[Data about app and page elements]
┌──

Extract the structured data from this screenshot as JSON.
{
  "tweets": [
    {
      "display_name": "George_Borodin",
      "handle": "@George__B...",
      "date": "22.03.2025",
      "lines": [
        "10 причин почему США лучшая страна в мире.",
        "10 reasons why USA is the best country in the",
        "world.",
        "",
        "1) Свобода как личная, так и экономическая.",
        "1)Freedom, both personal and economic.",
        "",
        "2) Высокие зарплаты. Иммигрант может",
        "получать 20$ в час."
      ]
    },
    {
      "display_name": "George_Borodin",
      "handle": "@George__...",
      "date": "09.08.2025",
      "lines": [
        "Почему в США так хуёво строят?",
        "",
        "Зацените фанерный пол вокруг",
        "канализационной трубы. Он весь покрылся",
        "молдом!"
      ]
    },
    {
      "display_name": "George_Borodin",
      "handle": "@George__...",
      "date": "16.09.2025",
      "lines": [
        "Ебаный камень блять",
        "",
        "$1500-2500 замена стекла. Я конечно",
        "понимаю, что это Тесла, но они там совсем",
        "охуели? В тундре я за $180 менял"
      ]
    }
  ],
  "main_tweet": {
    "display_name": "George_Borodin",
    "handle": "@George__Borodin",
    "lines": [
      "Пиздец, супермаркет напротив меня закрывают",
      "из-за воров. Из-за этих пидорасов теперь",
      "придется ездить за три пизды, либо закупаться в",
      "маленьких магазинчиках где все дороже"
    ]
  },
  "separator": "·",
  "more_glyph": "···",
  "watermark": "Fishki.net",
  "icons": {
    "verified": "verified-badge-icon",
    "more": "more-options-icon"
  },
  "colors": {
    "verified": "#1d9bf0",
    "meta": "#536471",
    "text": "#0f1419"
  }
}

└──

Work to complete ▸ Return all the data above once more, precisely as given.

Response area ▸
Extract the structured data from this screenshot as JSON.
{
  "tweets": [
    {
      "display_name": "George_Borodin",
      "handle": "@George__B...",
      "date": "22.03.2025",
      "lines": [
        "10 причин почему США лучшая страна в мире.",
        "10 reasons why USA is the best country in the",
        "world.",
        "",
        "1) Свобода как личная, так и экономическая.",
        "1)Freedom, both personal and economic.",
        "",
        "2) Высокие зарплаты. Иммигрант может",
        "получать 20$ в час."
      ]
    },
    {
      "display_name": "George_Borodin",
      "handle": "@George__...",
      "date": "09.08.2025",
      "lines": [
        "Почему в США так хуёво строят?",
        "",
        "Зацените фанерный пол вокруг",
        "канализационной трубы. Он весь покрылся",
        "молдом!"
      ]
    },
    {
      "display_name": "George_Borodin",
      "handle": "@George__...",
      "date": "16.09.2025",
      "lines": [
        "Ебаный камень блять",
        "",
        "$1500-2500 замена стекла. Я конечно",
        "понимаю, что это Тесла, но они там совсем",
        "охуели? В тундре я за $180 менял"
      ]
    }
  ],
  "main_tweet": {
    "display_name": "George_Borodin",
    "handle": "@George__Borodin",
    "lines": [
      "Пиздец, супермаркет напротив меня закрывают",
      "из-за воров. Из-за этих пидорасов теперь",
      "придется ездить за три пизды, либо закупаться в",
      "маленьких магазинчиках где все дороже"
    ]
  },
  "separator": "·",
  "more_glyph": "···",
  "watermark": "Fishki.net",
  "icons": {
    "verified": "verified-badge-icon",
    "more": "more-options-icon"
  },
  "colors": {
    "verified": "#1d9bf0",
    "meta": "#536471",
    "text": "#0f1419"
  }
}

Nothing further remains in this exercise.